● ENTRIES SUPPLIED

# # # # #

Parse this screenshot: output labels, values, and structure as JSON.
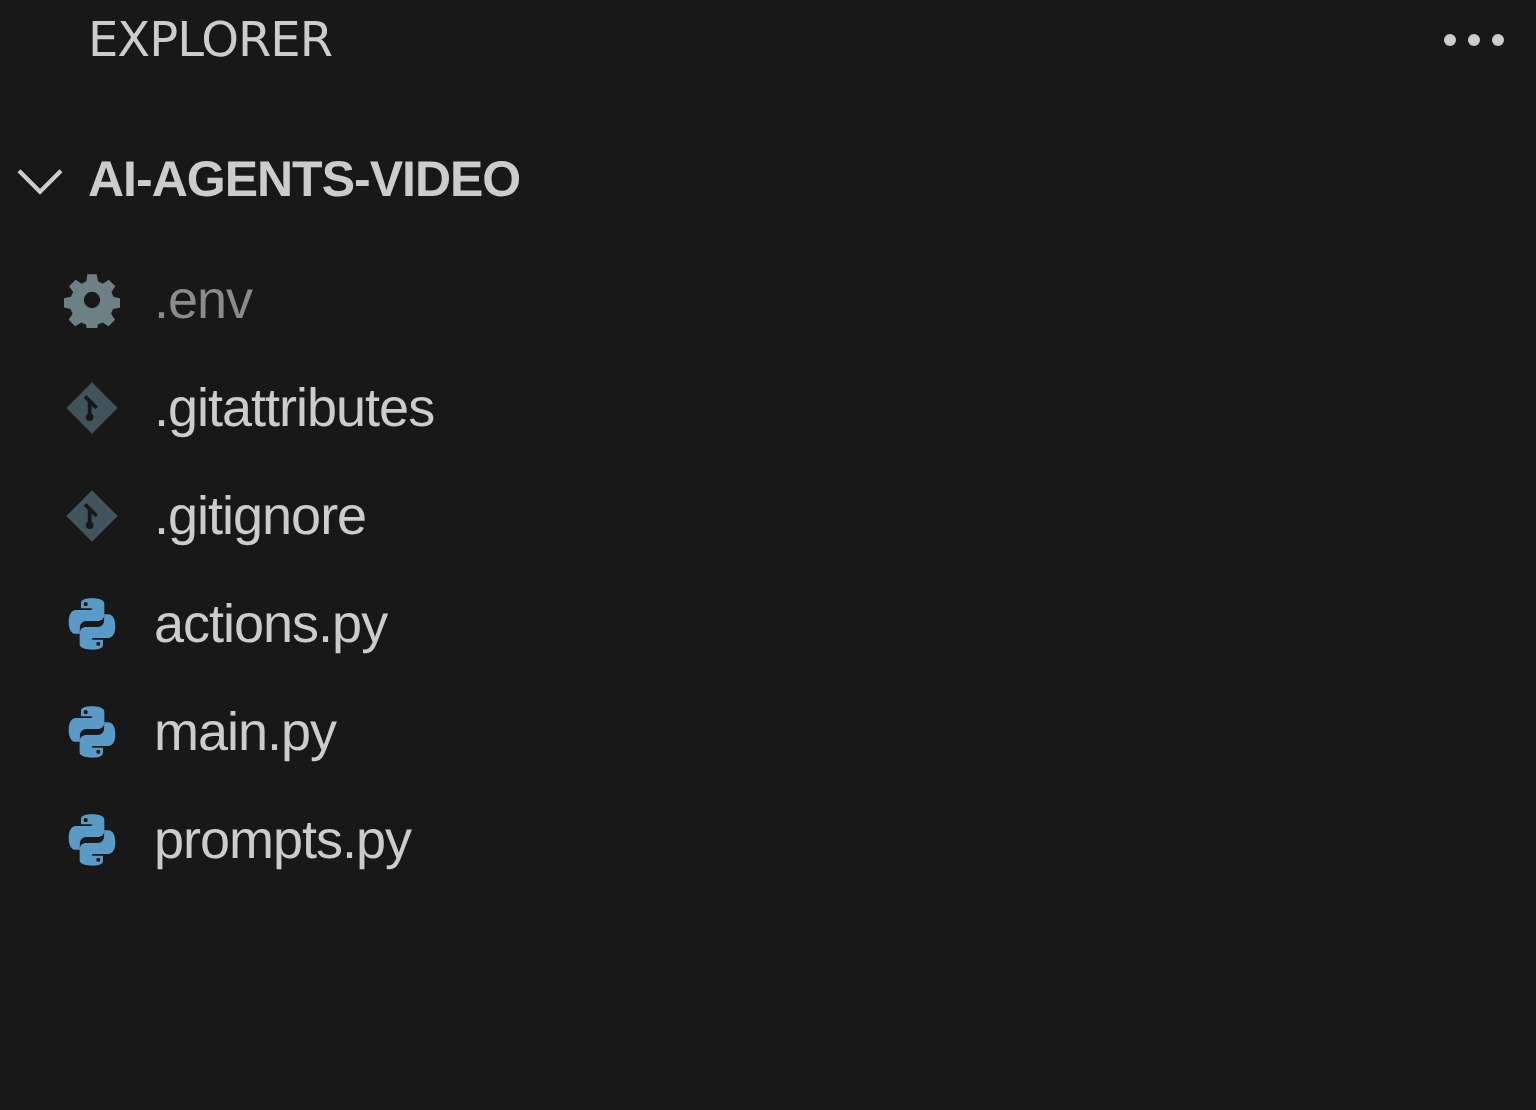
{
  "panel": {
    "title": "EXPLORER"
  },
  "folder": {
    "name": "AI-AGENTS-VIDEO",
    "expanded": true,
    "children": [
      {
        "name": ".env",
        "kind": "settings",
        "ignored": true
      },
      {
        "name": ".gitattributes",
        "kind": "git",
        "ignored": false
      },
      {
        "name": ".gitignore",
        "kind": "git",
        "ignored": false
      },
      {
        "name": "actions.py",
        "kind": "python",
        "ignored": false
      },
      {
        "name": "main.py",
        "kind": "python",
        "ignored": false
      },
      {
        "name": "prompts.py",
        "kind": "python",
        "ignored": false
      }
    ]
  }
}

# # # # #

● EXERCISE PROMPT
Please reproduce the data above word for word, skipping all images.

● RESPONSE BOX
Parse this screenshot: output labels, values, and structure as JSON.
{
  "panel": {
    "title": "EXPLORER"
  },
  "folder": {
    "name": "AI-AGENTS-VIDEO",
    "expanded": true,
    "children": [
      {
        "name": ".env",
        "kind": "settings",
        "ignored": true
      },
      {
        "name": ".gitattributes",
        "kind": "git",
        "ignored": false
      },
      {
        "name": ".gitignore",
        "kind": "git",
        "ignored": false
      },
      {
        "name": "actions.py",
        "kind": "python",
        "ignored": false
      },
      {
        "name": "main.py",
        "kind": "python",
        "ignored": false
      },
      {
        "name": "prompts.py",
        "kind": "python",
        "ignored": false
      }
    ]
  }
}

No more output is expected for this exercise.